The Keeshond

The Keeshond—national dog of the Netherlands—shares blood ties with the SamoyedChow ChowNorwegian ElkhoundFinnish Spitz, and the Pomeranian. He once worked as a watchdog on riverboats and on family farms. The Kees became highly popular in the 1700s and a mascot for the Dutch Patriot political party. The party’s leader, Kees de Gyselaer, is credited with naming the breed after his own dog. 

The Keeshond was recognized by the American Kennel Club in 1930.

Sizing up

  • Weight: 35 to 45 lbs.
  • Height: 17 to 18 inches
  • Coat: Double, long, harsh
  • Color: Any variations of black, silver, gray, cream, tawny, and white
  • Life expectancy: 12 to 15 years

What’s the Keeshond like?
The Keeshond is a happy, loving, playful pooch. He will want to spend plenty of time with his family and is great with kids. He likes to stay active but only requires a moderate amount of exercise; a nice walk or a game of fetch will make him happy. Due to his size, the Kees is highly adaptable to many living conditions. However, he is a barker and likely to put security ahead of your neighbors sleeping needs.

The Keeshond is a smart dog but he has a stubborn side. You should train him at a young age and be firm and consistent. Keep sessions quick and engaging because he does tend to get bored easily. With patience, treats, and praise you’ll have a well trained dog!

At first glance it may seem like grooming a Keeshond would be time consuming, but it’s easily manageable if you give him a good brushing about twice a week. 

Because of how long his coat is he can be sensitive to the heat and shouldn’t be left outdoors without shade.

The Keeshond is typically a healthy breed but potential conditions include:

Hip dysplasia

  • One of the most common diseases seen in dogs. It is ultimately a malfunction of the hip joints resulting in a loss of function

Patellar luxation

  • A knee condition where one or both kneecaps can accidentally slip out of place


  • A condition of repetitive seizures


  • A disease caused by a decrease in metabolism due to an under-active thyroid hormone


  • A medical condition that occurs when a tumor in the parathyroid gland produces an excessive level of parathyroid hormones that lead to an increased blood calcium level

Progressive retinal atrophy

  • An eye condition that worsens over time and could lead to loss of vision

Renal cortical hypoplasia

  • A disease where the protective layer of the kidneys is poorly developed, which over time leads to renal failure

Tetralogy of fallot

  • A genetic disease involving four abnormalities of the heart. Keeshonds are subject to this disease so you should consider getting records of your dog's parents to see if this could become a factor

Mitral valve insufficiency
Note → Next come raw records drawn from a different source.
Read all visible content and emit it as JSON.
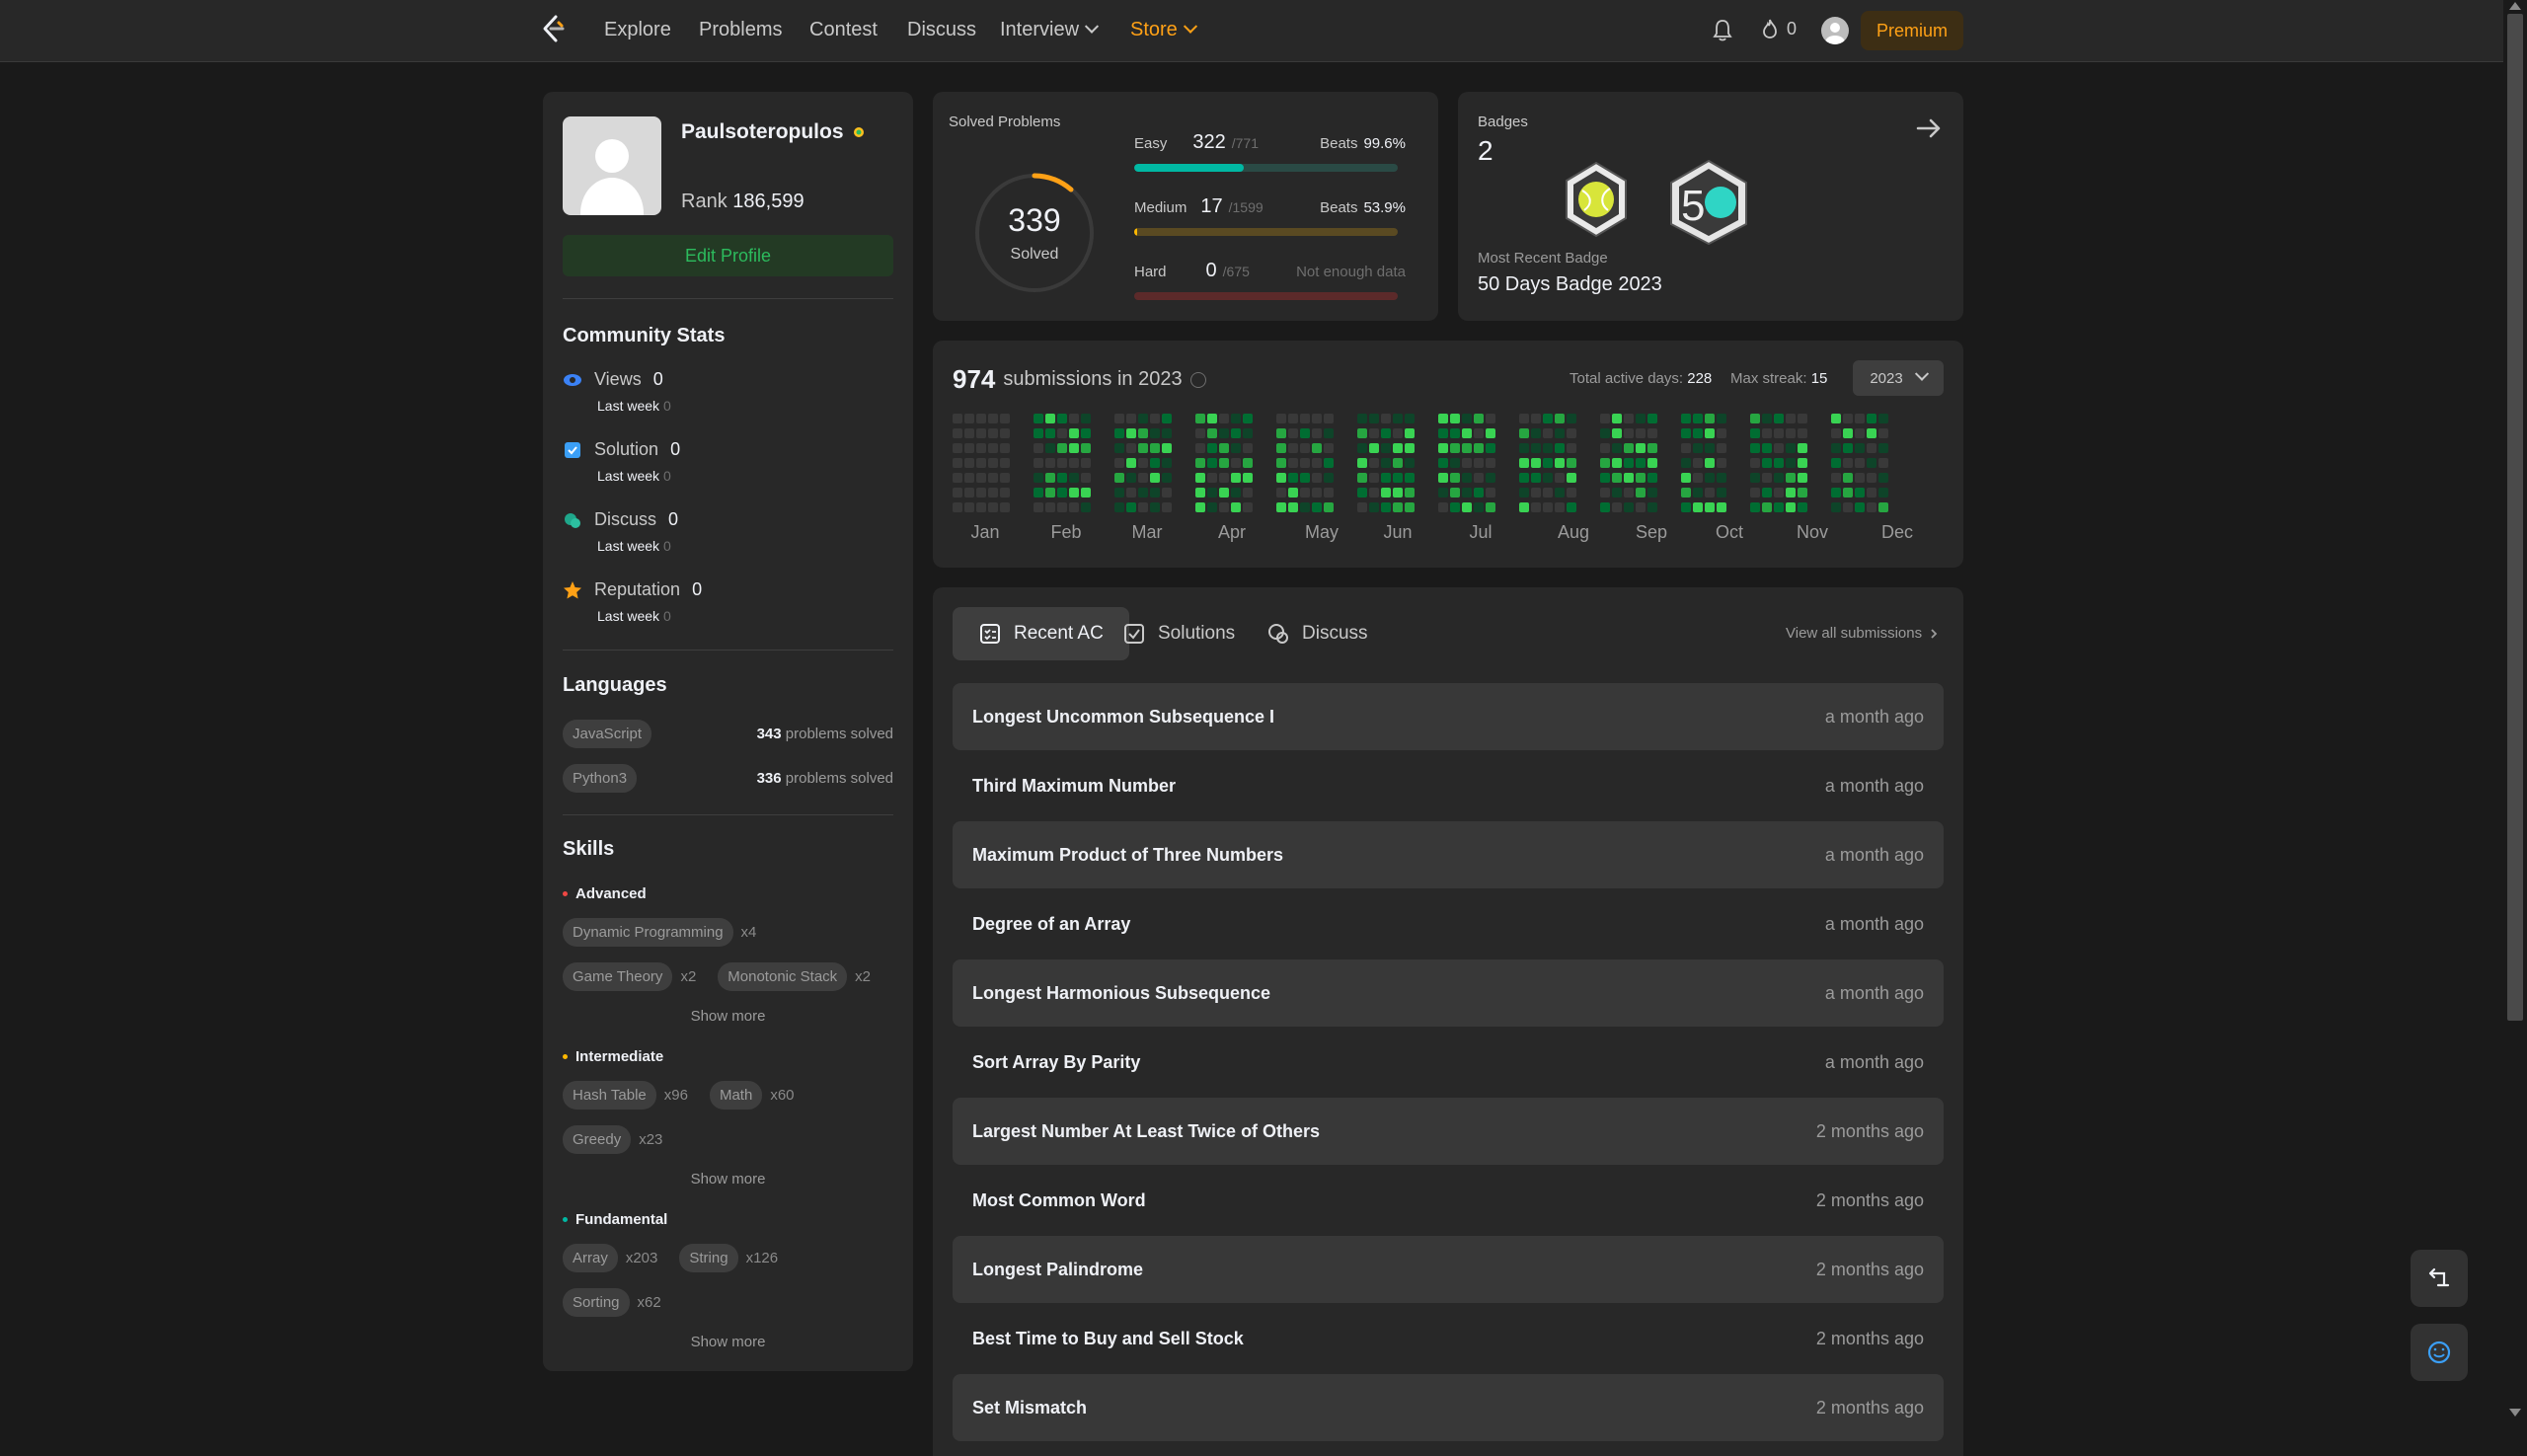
{
  "nav": {
    "links": [
      "Explore",
      "Problems",
      "Contest",
      "Discuss",
      "Interview",
      "Store"
    ],
    "streak_count": "0",
    "premium_label": "Premium"
  },
  "profile": {
    "username": "Paulsoteropulos",
    "rank_label": "Rank",
    "rank_value": "186,599",
    "edit_label": "Edit Profile"
  },
  "community": {
    "title": "Community Stats",
    "stats": [
      {
        "label": "Views",
        "value": "0",
        "last_week_label": "Last week",
        "last_week_value": "0"
      },
      {
        "label": "Solution",
        "value": "0",
        "last_week_label": "Last week",
        "last_week_value": "0"
      },
      {
        "label": "Discuss",
        "value": "0",
        "last_week_label": "Last week",
        "last_week_value": "0"
      },
      {
        "label": "Reputation",
        "value": "0",
        "last_week_label": "Last week",
        "last_week_value": "0"
      }
    ]
  },
  "languages": {
    "title": "Languages",
    "items": [
      {
        "name": "JavaScript",
        "count": "343",
        "suffix": "problems solved"
      },
      {
        "name": "Python3",
        "count": "336",
        "suffix": "problems solved"
      }
    ]
  },
  "skills": {
    "title": "Skills",
    "show_more": "Show more",
    "levels": [
      {
        "name": "Advanced",
        "color": "#ef4743",
        "tags": [
          {
            "name": "Dynamic Programming",
            "count": "x4"
          },
          {
            "name": "Game Theory",
            "count": "x2"
          },
          {
            "name": "Monotonic Stack",
            "count": "x2"
          }
        ]
      },
      {
        "name": "Intermediate",
        "color": "#ffb800",
        "tags": [
          {
            "name": "Hash Table",
            "count": "x96"
          },
          {
            "name": "Math",
            "count": "x60"
          },
          {
            "name": "Greedy",
            "count": "x23"
          }
        ]
      },
      {
        "name": "Fundamental",
        "color": "#00b8a3",
        "tags": [
          {
            "name": "Array",
            "count": "x203"
          },
          {
            "name": "String",
            "count": "x126"
          },
          {
            "name": "Sorting",
            "count": "x62"
          }
        ]
      }
    ]
  },
  "solved": {
    "title": "Solved Problems",
    "total": "339",
    "total_label": "Solved",
    "easy": {
      "label": "Easy",
      "count": "322",
      "total": "/771",
      "beats_label": "Beats",
      "beats": "99.6%",
      "fraction": 0.4176,
      "color": "#00b8a3",
      "track": "#2a4a45"
    },
    "medium": {
      "label": "Medium",
      "count": "17",
      "total": "/1599",
      "beats_label": "Beats",
      "beats": "53.9%",
      "fraction": 0.0106,
      "color": "#ffb800",
      "track": "#5a4a22"
    },
    "hard": {
      "label": "Hard",
      "count": "0",
      "total": "/675",
      "note": "Not enough data",
      "fraction": 0,
      "color": "#ef4743",
      "track": "#5c2a2a"
    }
  },
  "badges": {
    "title": "Badges",
    "count": "2",
    "recent_label": "Most Recent Badge",
    "recent_name": "50 Days Badge 2023"
  },
  "submissions": {
    "count": "974",
    "label": "submissions in 2023",
    "active_days_label": "Total active days:",
    "active_days": "228",
    "max_streak_label": "Max streak:",
    "max_streak": "15",
    "year": "2023",
    "months": [
      "Jan",
      "Feb",
      "Mar",
      "Apr",
      "May",
      "Jun",
      "Jul",
      "Aug",
      "Sep",
      "Oct",
      "Nov",
      "Dec"
    ]
  },
  "recent": {
    "tabs": [
      "Recent AC",
      "Solutions",
      "Discuss"
    ],
    "view_all": "View all submissions",
    "items": [
      {
        "name": "Longest Uncommon Subsequence I",
        "time": "a month ago"
      },
      {
        "name": "Third Maximum Number",
        "time": "a month ago"
      },
      {
        "name": "Maximum Product of Three Numbers",
        "time": "a month ago"
      },
      {
        "name": "Degree of an Array",
        "time": "a month ago"
      },
      {
        "name": "Longest Harmonious Subsequence",
        "time": "a month ago"
      },
      {
        "name": "Sort Array By Parity",
        "time": "a month ago"
      },
      {
        "name": "Largest Number At Least Twice of Others",
        "time": "2 months ago"
      },
      {
        "name": "Most Common Word",
        "time": "2 months ago"
      },
      {
        "name": "Longest Palindrome",
        "time": "2 months ago"
      },
      {
        "name": "Best Time to Buy and Sell Stock",
        "time": "2 months ago"
      },
      {
        "name": "Set Mismatch",
        "time": "2 months ago"
      }
    ]
  },
  "colors": {
    "accent": "#ffa116",
    "heat_empty": "#393939",
    "heat_levels": [
      "#0e4429",
      "#006d32",
      "#26a641",
      "#39d353"
    ]
  }
}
  • A condition that occurs when the mitral valve of the heart weakens, and can no longer close properly, causing blood to leak back into the left atrium which can lead to heart failure

Addison’s disease 

Takeaway points
The Keeshond makes a great watchdog.
The Keeshond is good with children.
The Keeshond can overheat if left outdoors in the sun.
The Keeshond would be suitable to many living quarters.

If you have any questions or concerns, you should always visit or call your veterinarian -- they are your best resource to ensure the health and well-being of your pets.

Reviewed on: 
Friday, January 2, 2015